::: DATA TO EXAMINE :::

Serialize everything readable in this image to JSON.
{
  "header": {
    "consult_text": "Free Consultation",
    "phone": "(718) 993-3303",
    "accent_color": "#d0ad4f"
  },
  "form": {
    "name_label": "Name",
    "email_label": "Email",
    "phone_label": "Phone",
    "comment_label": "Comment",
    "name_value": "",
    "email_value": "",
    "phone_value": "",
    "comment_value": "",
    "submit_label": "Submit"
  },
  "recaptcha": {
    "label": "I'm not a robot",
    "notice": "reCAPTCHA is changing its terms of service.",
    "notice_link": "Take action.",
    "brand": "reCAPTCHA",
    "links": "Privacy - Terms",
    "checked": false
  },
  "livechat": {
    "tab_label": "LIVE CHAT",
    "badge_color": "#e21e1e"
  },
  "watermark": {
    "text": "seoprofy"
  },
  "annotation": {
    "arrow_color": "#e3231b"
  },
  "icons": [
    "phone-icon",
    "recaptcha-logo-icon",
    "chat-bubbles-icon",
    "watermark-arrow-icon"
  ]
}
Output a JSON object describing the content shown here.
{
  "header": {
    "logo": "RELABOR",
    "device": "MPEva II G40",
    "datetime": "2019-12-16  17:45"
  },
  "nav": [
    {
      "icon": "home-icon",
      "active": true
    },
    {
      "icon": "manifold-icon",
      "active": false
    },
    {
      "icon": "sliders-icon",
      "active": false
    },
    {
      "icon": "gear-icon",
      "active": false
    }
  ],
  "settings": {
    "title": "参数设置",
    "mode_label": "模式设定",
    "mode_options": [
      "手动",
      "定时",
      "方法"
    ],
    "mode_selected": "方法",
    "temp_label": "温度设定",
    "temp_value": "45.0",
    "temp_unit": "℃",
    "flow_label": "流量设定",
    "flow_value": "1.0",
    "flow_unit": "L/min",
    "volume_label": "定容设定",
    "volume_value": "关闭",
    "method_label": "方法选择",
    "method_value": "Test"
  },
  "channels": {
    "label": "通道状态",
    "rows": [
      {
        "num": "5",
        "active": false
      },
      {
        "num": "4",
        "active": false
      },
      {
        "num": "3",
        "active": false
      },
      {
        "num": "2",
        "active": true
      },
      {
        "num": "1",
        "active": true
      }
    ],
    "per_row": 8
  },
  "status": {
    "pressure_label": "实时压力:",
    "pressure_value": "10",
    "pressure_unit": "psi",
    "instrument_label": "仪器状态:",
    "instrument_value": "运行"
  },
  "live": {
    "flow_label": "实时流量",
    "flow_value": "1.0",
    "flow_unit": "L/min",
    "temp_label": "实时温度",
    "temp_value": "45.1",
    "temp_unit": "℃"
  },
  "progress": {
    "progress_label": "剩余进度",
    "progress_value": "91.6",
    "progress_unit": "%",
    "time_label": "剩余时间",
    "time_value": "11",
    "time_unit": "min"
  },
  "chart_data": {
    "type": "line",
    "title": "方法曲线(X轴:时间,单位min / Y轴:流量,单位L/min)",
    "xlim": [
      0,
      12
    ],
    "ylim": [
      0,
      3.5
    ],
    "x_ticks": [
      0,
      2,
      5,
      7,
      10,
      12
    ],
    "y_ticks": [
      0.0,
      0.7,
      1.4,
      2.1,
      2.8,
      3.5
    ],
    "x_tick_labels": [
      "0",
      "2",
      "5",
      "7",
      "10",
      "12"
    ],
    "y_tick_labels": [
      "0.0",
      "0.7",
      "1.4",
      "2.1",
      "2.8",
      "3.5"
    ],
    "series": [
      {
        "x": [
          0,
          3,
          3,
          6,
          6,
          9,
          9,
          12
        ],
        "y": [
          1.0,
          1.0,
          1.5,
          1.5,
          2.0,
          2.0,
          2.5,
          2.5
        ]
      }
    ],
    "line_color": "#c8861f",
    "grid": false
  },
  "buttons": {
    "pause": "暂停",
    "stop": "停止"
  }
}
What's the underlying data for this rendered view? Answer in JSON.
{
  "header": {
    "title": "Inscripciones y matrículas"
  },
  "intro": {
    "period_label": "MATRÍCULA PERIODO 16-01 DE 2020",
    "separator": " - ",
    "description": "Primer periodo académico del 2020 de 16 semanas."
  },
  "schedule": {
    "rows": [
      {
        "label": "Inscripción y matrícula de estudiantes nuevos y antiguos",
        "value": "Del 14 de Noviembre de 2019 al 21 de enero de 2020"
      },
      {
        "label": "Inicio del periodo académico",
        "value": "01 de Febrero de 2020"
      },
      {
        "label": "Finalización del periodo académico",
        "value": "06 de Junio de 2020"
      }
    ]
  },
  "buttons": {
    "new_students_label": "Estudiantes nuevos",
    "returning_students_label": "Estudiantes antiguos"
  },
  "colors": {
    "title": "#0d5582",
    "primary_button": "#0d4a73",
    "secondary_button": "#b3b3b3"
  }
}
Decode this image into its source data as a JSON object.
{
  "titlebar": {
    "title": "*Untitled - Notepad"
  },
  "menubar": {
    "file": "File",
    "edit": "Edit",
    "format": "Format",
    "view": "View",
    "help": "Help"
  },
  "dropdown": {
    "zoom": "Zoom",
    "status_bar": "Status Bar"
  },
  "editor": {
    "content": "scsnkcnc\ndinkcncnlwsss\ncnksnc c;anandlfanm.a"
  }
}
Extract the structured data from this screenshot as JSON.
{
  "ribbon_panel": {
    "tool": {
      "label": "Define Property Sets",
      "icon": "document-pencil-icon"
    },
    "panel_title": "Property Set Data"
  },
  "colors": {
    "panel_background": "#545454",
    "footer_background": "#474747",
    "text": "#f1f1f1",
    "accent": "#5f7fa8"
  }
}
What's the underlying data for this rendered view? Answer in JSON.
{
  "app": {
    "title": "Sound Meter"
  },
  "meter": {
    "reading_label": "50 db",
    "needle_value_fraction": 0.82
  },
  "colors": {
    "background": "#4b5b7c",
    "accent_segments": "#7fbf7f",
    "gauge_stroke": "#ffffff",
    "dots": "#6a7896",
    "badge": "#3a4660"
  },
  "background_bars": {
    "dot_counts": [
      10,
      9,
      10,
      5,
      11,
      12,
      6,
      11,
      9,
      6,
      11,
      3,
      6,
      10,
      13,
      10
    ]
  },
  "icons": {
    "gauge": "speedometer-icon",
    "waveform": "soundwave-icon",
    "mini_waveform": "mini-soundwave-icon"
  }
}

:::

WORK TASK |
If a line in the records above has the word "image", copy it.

TASK RESPONSE |
Serialize everything readable in this image to JSON.
Decode this image into its source data as a JSON object.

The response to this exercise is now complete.